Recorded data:
* * * * * * * * *
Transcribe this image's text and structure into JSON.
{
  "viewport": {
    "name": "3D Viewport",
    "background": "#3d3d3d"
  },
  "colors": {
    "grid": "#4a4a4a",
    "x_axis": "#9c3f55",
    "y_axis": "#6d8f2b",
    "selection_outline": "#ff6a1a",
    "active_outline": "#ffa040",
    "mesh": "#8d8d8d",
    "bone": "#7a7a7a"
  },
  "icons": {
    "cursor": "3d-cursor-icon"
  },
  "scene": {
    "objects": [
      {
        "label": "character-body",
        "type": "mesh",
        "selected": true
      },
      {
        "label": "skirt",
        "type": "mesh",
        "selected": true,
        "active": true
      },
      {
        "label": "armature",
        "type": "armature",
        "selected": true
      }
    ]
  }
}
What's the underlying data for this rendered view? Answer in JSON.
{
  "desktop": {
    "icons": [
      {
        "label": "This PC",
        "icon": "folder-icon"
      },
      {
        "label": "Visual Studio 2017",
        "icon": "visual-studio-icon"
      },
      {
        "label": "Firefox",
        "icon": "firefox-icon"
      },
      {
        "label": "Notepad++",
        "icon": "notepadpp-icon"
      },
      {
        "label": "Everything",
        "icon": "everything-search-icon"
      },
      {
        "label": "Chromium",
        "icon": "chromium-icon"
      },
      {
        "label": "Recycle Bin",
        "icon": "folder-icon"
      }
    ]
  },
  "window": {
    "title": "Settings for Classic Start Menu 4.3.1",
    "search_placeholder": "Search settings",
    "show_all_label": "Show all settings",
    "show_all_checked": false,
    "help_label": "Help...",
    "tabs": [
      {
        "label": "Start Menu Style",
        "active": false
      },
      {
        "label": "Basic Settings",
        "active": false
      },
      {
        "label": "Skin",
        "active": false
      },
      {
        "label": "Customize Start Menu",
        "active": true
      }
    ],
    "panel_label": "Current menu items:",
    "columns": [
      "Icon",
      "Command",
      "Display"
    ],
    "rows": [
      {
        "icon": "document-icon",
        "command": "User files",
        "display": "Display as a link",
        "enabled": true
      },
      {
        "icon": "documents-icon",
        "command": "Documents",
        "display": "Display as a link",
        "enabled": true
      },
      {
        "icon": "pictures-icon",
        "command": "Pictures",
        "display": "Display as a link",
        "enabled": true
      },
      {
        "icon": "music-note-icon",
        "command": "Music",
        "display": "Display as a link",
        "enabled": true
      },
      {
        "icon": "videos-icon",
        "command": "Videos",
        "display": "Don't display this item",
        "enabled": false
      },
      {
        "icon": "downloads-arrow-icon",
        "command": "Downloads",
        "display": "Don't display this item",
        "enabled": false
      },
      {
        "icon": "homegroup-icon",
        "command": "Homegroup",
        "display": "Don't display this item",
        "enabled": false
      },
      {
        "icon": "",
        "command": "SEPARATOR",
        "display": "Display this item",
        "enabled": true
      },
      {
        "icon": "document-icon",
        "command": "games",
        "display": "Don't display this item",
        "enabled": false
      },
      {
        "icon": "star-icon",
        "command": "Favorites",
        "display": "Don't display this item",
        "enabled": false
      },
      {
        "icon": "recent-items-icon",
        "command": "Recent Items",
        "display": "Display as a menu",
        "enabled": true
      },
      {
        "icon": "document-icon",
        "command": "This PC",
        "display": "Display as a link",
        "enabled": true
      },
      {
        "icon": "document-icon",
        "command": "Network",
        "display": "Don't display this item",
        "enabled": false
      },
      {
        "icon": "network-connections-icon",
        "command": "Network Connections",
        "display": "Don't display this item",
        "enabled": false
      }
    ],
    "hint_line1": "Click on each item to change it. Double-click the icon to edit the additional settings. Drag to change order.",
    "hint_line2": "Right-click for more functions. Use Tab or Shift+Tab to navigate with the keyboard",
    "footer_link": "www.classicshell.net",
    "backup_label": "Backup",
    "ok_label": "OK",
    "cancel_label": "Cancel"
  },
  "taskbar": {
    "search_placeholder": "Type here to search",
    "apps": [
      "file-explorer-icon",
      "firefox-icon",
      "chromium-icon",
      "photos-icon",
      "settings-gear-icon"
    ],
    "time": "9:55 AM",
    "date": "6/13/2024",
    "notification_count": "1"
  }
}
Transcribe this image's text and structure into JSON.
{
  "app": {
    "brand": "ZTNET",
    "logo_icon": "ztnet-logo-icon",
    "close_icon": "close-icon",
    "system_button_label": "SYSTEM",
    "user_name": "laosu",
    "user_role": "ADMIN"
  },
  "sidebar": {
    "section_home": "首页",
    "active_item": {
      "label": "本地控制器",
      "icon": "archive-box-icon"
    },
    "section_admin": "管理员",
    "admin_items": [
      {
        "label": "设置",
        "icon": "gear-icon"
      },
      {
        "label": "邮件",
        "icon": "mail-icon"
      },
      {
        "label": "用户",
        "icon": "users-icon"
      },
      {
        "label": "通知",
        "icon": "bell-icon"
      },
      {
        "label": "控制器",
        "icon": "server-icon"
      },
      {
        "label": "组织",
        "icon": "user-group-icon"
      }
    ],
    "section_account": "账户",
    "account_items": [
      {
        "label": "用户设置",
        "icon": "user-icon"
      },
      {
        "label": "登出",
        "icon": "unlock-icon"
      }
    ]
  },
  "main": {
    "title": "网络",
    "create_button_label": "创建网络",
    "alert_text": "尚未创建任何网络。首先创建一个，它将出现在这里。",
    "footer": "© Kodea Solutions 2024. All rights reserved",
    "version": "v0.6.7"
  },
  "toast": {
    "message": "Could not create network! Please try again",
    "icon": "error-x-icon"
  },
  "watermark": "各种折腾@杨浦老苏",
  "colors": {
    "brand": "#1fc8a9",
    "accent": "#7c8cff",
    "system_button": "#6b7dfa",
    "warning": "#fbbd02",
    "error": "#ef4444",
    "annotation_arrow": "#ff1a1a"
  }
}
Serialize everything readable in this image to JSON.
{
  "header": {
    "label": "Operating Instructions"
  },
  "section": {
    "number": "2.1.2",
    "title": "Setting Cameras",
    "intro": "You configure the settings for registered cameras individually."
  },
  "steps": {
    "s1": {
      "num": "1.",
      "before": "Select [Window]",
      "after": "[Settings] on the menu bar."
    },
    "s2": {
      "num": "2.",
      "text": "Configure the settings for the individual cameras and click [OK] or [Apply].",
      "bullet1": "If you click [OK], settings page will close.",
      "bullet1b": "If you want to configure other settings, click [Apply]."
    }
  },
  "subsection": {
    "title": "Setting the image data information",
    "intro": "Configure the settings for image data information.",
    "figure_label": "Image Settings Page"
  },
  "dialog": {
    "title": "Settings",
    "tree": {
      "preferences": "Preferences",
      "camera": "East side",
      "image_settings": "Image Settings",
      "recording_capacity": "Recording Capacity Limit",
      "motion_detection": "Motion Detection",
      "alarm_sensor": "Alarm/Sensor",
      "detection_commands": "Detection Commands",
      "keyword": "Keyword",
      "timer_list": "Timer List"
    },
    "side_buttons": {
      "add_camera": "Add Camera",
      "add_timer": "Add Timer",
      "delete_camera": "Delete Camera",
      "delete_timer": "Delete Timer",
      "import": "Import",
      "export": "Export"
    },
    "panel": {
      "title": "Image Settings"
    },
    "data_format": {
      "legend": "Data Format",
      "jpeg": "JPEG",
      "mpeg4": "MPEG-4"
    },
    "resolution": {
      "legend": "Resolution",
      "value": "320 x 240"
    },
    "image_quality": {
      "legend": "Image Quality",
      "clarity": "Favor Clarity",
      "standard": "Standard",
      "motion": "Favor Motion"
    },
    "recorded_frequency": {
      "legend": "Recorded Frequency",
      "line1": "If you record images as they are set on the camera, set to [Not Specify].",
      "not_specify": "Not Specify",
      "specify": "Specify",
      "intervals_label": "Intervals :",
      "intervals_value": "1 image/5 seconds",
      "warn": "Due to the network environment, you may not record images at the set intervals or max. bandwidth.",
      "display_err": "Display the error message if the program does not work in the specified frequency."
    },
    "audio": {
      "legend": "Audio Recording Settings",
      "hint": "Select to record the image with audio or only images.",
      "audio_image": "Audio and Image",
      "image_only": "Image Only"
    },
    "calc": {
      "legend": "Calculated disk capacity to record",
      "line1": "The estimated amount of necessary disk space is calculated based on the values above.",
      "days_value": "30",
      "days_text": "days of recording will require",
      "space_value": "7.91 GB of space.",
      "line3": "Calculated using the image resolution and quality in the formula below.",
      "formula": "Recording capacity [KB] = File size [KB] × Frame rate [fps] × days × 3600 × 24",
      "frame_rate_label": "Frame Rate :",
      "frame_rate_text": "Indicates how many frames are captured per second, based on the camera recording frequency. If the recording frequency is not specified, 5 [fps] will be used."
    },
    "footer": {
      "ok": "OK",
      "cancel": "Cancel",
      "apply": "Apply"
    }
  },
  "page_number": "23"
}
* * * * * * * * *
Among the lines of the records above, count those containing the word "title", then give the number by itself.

6